Following a successful clinical trial involving Dana-Farber Cancer Institute and Brigham and Women's Hospital, the first chimeric antigen receptor (CAR) T-cell therapy for adult cancers was approved by the Food and Drug Administration (FDA) today. Dana-Farber/Brigham and Women's Cancer Center, the only facility in the northeast to be part of the clinical trial, is one of a few locations certified to offer this new therapy nationwide.
The drug, known as Yescarta (axicabtagene ciloleucel), was developed by Kite Pharma and can now be used to treat adults with refractory aggressive B cell non-Hodgkin lymphoma (NHL). The FDA ruling is based on the results of a clinical trial that showed the therapy to be safe and effective. On this nationwide trial, 101 patients received Yescarta and 82 percent of patients responded to the treatment, with 54 percent of patients having a complete response to therapy, according to results presented in June at the Lugano International Conference on Malignant Lymphoma. Thirty-six percent of patients remain in complete remission six months after treatment.
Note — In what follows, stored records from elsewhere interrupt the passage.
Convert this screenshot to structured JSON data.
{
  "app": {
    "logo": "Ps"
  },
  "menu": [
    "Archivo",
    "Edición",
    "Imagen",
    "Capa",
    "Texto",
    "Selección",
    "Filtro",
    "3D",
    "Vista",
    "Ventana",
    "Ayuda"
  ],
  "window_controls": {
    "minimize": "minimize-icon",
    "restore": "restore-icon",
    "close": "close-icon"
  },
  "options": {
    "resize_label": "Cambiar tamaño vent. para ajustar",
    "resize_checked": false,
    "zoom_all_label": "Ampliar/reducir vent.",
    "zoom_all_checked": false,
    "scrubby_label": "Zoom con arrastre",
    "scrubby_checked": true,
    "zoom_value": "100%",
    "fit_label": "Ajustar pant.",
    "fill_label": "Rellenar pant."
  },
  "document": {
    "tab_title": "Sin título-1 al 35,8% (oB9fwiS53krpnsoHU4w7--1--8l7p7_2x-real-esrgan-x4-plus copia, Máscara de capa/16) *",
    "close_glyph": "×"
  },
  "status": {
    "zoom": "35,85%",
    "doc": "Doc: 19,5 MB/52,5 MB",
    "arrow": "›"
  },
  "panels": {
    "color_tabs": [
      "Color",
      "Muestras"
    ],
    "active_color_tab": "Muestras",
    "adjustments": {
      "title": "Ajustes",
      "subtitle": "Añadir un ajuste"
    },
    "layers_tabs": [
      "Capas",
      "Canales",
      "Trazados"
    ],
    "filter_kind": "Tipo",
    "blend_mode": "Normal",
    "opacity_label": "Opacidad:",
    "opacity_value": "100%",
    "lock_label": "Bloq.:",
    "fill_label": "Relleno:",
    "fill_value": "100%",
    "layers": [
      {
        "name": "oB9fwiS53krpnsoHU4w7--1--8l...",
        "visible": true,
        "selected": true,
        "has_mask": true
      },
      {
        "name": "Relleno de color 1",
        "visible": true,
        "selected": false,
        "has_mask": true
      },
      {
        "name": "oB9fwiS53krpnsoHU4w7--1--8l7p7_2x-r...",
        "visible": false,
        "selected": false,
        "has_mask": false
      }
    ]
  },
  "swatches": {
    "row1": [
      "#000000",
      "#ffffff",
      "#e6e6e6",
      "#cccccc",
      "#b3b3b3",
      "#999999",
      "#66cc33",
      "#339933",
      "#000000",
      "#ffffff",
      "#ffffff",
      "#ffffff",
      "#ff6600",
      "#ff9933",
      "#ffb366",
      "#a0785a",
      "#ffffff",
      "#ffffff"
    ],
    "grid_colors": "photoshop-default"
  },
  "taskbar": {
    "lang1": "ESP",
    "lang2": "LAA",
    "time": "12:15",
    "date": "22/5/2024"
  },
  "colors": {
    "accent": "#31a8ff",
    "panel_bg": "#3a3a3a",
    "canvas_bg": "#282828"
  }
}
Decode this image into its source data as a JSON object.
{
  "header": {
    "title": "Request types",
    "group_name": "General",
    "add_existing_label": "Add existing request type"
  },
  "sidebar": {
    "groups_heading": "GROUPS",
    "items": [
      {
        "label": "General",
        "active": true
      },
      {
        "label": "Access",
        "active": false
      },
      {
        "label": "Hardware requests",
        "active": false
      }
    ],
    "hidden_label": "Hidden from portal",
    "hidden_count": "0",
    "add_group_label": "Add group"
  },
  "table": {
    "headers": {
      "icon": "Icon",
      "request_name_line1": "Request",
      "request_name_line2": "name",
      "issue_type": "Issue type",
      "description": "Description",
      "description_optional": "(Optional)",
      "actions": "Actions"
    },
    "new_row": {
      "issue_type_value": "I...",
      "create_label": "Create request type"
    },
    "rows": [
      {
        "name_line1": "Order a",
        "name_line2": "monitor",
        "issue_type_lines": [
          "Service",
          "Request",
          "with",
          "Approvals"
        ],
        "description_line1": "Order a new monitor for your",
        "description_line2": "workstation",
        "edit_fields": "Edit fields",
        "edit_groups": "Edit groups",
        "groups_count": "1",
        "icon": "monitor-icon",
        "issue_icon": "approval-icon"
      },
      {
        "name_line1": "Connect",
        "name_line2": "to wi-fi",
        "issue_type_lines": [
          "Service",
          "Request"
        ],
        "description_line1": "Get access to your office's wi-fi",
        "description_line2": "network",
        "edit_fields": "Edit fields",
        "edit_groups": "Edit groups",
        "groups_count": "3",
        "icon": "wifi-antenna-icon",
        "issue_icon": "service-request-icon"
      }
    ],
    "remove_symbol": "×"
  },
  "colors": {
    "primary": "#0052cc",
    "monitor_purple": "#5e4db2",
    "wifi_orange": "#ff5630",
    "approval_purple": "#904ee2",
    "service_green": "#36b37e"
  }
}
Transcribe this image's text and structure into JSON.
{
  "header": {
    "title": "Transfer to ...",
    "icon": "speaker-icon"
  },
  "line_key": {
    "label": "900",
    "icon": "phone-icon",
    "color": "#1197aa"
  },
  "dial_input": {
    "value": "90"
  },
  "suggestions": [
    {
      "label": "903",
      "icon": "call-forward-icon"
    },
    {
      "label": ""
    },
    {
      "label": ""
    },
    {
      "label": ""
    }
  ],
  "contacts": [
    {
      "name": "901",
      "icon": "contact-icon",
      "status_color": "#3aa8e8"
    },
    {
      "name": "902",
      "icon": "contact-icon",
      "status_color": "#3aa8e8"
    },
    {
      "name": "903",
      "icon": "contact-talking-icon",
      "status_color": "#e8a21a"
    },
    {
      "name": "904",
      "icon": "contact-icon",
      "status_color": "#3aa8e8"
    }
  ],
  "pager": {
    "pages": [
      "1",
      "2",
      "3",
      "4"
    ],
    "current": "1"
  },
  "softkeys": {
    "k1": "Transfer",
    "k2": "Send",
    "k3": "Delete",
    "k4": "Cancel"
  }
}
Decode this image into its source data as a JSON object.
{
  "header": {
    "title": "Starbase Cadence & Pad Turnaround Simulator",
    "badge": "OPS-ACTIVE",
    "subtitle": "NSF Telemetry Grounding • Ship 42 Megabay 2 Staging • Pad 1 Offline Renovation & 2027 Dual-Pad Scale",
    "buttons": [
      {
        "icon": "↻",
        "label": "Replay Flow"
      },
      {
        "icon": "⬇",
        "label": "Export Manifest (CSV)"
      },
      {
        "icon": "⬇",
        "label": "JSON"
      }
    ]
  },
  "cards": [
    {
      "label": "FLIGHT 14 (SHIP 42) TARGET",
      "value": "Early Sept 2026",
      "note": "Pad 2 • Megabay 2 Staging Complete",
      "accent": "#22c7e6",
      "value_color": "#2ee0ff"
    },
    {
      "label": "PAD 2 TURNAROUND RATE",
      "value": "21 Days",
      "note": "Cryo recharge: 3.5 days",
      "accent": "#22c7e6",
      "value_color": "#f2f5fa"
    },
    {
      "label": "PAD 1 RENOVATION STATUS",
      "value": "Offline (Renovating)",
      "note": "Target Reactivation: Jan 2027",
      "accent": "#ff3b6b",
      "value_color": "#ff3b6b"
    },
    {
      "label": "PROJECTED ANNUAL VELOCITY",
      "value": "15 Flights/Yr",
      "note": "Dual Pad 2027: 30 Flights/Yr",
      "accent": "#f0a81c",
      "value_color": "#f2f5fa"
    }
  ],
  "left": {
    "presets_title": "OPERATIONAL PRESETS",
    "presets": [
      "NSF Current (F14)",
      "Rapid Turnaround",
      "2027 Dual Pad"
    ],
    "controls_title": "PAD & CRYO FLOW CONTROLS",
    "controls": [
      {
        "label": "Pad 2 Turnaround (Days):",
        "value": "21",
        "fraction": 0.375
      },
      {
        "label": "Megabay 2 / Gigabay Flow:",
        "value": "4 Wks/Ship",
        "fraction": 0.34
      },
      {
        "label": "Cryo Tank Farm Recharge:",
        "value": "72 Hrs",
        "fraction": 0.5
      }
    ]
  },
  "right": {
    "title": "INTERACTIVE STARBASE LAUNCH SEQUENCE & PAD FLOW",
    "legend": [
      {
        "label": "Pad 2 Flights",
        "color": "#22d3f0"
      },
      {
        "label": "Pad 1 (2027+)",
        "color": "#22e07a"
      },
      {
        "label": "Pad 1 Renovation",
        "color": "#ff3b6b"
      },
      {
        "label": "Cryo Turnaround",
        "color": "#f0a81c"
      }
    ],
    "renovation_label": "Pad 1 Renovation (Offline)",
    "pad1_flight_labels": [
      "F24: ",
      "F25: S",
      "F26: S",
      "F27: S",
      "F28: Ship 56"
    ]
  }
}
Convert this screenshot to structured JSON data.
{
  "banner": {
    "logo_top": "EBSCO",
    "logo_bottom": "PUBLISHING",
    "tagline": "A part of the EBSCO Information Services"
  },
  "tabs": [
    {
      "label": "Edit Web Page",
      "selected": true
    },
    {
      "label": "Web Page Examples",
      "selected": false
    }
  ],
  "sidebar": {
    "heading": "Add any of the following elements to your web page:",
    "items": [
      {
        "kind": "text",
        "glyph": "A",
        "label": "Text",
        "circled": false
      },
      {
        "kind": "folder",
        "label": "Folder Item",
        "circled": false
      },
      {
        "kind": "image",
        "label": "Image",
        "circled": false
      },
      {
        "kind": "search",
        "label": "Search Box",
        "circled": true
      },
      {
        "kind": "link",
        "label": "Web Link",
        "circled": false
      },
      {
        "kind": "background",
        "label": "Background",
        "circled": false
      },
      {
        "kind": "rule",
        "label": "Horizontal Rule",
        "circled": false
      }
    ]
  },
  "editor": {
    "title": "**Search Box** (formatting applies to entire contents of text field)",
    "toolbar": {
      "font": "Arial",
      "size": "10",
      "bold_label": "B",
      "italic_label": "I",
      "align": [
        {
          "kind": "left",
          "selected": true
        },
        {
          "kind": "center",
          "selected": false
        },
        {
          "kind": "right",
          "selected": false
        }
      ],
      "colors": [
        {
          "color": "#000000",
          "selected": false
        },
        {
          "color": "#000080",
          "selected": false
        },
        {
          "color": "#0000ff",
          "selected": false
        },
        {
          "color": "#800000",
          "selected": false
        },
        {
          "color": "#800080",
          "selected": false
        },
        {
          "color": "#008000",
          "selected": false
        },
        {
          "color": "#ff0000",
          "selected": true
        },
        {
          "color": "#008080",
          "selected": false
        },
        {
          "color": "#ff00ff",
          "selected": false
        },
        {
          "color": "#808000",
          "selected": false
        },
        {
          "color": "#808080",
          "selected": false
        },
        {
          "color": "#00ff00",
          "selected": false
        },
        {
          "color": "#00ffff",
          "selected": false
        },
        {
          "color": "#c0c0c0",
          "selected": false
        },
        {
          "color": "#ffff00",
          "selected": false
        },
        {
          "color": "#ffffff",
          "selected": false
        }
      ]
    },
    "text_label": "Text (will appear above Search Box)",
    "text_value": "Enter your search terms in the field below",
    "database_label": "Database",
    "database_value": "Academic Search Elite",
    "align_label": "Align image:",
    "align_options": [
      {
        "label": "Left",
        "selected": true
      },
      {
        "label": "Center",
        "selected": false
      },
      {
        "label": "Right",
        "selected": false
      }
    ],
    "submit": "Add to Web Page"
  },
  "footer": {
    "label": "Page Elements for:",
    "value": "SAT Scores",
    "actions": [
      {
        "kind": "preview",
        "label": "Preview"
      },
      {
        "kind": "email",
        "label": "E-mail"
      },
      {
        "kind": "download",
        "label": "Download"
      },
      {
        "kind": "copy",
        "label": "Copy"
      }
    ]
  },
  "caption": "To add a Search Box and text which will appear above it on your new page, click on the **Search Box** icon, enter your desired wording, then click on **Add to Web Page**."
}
"Treating patients with CAR T-cells has been one of my most exciting professional experiences, and the FDA approval of this therapy offers hope and optimism to a subset of patients whose other treatments have failed them," says Caron A. Jacobson, MD, Medical Director of the Immune Effector Cell Therapy program at Dana-Farber/Brigham and Women's Cancer Center. "It is extremely rewarding to be able to offer a new therapy to patients who had virtually no other options just 12 to 24 months ago."
Over the past couple of years, Jacobson and her team have been testing Yescarta in a clinical trial. The patients on this study met the following qualifications:
Diagnosed with a highly refractory fast-growing B cell non-Hodgkin lymphoma -- called diffuse large B cell lymphoma, primary mediastinal B cell lymphoma, or transformed follicular lymphoma
Did not experience a positive response to past treatments or experienced disease progression following their last chemotherapy regimen
"This therapy requires just a one-time infusion for patients, and the results are evident within one month," Jacobson said. "It is our goal as clinicians to help patients and improve their quality of life. Seeing these patients return to work, their families, and their livelihoods so quickly is an important reminder of how far we have come. It is also inspiration for the work we still need to do."
The approval follows the FDA's recent first-ever approval of CAR T-cell therapy for the treatment of some pediatric and young adult patients with B-cell acute lymphoblastic leukemia (ALL) in August.
CAR T-cell therapy, like all forms of cancer immunotherapy, seeks to sharpen and strengthen the immune system's inherent cancer-fighting powers. It involves giving patients modified versions of their own immune system T-cells — white blood cells that help protect the body from disease.
To convert normal T-cells into CAR T-cells, technicians first extract T-cells from a patient's blood and genetically engineer them in a lab to produce proteins on their surface called chimeric antigen receptors, or CARs. The CARs serve a dual purpose: to enable the T-cells to latch onto specific tumor cell proteins called antigens, and to signal the T-cells to kill those tumor cells. The newly minted CAR T-cells grow in a lab until they number in the hundreds of millions, and are then infused into the patient. If successful, the CAR T-cells will continue to reproduce in the patient's body, and serve as an effective fighting force against cancer cells.
The initial clinical trials of CAR T-cell therapy have involved pediatric and adult patients with blood-based cancers such as leukemia, lymphoma, and multiple myeloma. Based on the therapy's success so far, CAR T-cell therapy trials are now opening for certain types of solid tumors as well.
"The successful development of CAR T-cells as a therapy for cancer, on the heels of the success of immune checkpoint blockade drugs, is a testament to the progress we have made in understanding how our immune system is regulated and how cancer evades the immune system," Jacobson said. "It is a perfect example of how basic science research can fuel clinical progress. Now we need to take what we can from the clinic back to the laboratory to make this therapy even better."